When a military coup provoked civil war in Spain in July 1936, many thousands of people around the world rallied to provide humanitarian aid.
Britons were no exception. Collective efforts in Britain to provide aid for the Spanish Republic were vast in both scope and effect. Whilst such enterprise has formed the focus of a few previous studies, some of the most dramatic stories of the Spanish war have yet to be uncovered.
This book seeks to shed light on the activities of two separate ventures that played important roles in British medical and humanitarian aid to Spain – the Scottish Ambulance Unit and Sir George Young’s Ambulance Unit.
The volunteer members of these teams (those who went out to Spain and those who supported them in Britain) earned the unstinting praise of the Spanish government for their selfless commitment to the cause, as well as winning the respect and gratitude of the citizens whose welfare they strove so selflessly to protect.
Recently discovered documentation reveals previously undisclosed details of these remarkably altruistic and, indeed, heroic enterprises, clarifying the reasoning behind their creation and documenting their endeavours in Spain – endeavours of key relevance to the wider history of the conflict.
In Spain, the volunteers of the Scottish Ambulance Unit and the George Young Ambulance Unit offered a heartening and inspiring antithesis to the suffering they sought to relieve.

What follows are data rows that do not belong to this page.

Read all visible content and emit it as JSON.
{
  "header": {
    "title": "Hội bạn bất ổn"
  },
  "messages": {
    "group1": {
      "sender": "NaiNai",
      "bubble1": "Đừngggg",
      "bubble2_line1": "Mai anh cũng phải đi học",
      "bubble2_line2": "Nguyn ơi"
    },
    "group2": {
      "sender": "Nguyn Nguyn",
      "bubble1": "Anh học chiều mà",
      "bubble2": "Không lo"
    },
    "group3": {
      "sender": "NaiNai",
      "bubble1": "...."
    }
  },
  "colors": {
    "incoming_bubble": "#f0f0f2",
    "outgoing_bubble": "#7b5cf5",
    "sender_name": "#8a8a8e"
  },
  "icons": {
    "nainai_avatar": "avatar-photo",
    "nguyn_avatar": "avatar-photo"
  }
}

They deserve to be remembered for what they embodied during those days of untold cruelty and destruction – outstanding examples of man’s humanity to man.